It's only a few months before Malawi's presidential elections, and the race is close - too close for comfort for Joyce Banda, who is desperate to prove her presidency was not just a fortunate coincidence.
The pressure is on, and with it some unforgiving media scrutiny.
Banda, however, is not doing herself any favours. She's already broken rule number one for free and fair elections: don't, whatever happens, get the Zimbabwe Electoral Commission involved. By SIMON ALLISON.
In 2012, Joyce Banda got lucky. She was never supposed to be president of Malawi. She wasn't even supposed to be vice-president, at least according to then-President Bingu wa Mutharika, who tried to remove her from the position on several occasions (he failed because to do so would have been unconstitutional).
But then Mutharika died, suddenly, and Banda - having played her cards right, and ensured the military stayed on her side - was thrust into the top job, as per the legal succession.

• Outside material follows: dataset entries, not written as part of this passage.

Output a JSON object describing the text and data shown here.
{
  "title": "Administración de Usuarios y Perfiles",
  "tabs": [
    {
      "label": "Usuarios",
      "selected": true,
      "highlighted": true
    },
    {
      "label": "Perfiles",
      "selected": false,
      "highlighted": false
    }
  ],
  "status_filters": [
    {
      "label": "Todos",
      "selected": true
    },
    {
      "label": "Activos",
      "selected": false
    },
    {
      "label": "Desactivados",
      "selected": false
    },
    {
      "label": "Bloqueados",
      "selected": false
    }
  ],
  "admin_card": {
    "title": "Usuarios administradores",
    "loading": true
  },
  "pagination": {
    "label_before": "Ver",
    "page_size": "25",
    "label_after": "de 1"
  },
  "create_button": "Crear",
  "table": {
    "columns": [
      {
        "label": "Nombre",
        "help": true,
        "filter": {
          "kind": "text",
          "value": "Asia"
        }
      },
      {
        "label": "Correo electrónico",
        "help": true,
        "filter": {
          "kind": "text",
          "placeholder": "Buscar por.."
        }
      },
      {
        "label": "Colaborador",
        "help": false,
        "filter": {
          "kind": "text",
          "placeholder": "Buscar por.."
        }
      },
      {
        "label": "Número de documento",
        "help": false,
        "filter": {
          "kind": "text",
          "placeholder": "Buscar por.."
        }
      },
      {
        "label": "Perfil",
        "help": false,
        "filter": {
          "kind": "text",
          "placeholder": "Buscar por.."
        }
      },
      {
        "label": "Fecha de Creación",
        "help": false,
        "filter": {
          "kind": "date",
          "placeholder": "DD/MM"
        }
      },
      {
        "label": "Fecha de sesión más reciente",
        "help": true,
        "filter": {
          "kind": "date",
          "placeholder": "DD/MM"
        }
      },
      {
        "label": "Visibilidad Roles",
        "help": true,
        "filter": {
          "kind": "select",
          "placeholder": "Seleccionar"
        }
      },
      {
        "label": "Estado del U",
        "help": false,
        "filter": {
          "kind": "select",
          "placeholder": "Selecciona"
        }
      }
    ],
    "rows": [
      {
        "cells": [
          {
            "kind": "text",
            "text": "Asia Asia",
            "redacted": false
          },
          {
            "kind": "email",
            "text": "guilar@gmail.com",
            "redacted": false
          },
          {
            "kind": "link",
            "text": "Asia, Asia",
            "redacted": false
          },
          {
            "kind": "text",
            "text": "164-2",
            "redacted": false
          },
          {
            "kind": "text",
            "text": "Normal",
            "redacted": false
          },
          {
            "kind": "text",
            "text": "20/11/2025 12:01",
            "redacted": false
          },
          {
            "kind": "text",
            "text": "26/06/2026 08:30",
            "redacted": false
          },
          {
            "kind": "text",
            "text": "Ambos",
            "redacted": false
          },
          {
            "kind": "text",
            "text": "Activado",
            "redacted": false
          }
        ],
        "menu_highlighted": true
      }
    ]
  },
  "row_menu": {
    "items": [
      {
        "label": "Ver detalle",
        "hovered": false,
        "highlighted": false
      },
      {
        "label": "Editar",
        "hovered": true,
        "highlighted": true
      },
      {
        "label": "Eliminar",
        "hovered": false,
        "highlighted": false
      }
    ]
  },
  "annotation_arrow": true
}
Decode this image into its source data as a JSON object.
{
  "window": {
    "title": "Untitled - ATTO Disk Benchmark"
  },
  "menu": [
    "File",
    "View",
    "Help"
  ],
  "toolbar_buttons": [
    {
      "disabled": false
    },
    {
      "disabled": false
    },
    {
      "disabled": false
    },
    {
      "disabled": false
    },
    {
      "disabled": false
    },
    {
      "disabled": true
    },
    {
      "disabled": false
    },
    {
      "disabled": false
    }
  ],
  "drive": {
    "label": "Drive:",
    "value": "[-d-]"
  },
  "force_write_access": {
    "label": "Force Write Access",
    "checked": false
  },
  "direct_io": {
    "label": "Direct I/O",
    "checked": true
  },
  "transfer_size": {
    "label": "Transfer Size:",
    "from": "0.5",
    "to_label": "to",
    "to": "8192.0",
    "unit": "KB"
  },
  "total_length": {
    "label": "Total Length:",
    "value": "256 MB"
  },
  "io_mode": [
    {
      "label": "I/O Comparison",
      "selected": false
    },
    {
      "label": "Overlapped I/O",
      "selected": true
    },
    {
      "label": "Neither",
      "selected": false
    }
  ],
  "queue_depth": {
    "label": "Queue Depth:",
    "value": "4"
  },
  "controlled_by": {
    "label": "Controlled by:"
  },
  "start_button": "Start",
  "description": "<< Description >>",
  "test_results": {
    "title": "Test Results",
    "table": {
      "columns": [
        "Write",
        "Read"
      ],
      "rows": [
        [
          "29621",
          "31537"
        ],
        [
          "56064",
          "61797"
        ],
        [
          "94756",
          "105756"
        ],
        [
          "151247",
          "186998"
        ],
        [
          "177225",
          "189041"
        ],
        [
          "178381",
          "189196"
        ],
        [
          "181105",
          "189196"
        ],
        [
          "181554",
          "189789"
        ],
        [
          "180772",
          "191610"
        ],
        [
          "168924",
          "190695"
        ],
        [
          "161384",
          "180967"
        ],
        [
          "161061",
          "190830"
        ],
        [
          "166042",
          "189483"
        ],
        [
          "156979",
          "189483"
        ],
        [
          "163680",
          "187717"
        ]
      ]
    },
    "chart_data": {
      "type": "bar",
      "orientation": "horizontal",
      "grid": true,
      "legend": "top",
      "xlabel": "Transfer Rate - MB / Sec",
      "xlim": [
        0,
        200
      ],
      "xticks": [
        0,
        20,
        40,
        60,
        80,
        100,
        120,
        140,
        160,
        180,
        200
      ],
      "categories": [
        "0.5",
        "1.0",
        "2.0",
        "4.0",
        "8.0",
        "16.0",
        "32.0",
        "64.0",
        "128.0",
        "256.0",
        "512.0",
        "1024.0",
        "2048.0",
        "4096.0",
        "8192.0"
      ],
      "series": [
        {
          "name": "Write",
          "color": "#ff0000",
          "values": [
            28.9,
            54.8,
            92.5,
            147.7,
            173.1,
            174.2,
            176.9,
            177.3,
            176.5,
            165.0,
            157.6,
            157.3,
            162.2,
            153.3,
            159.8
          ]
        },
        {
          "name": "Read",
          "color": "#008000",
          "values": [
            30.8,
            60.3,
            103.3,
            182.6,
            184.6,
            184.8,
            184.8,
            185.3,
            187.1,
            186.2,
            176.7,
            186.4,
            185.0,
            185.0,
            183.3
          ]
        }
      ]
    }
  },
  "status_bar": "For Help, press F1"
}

This was an earthquake in Malawian politics. Banda was no longer even a member of the ruling party, and parliamentarians suddenly rushed to join her new People's party. Many of the old guard, secure under Mutharika's increasingly authoritarian rule ...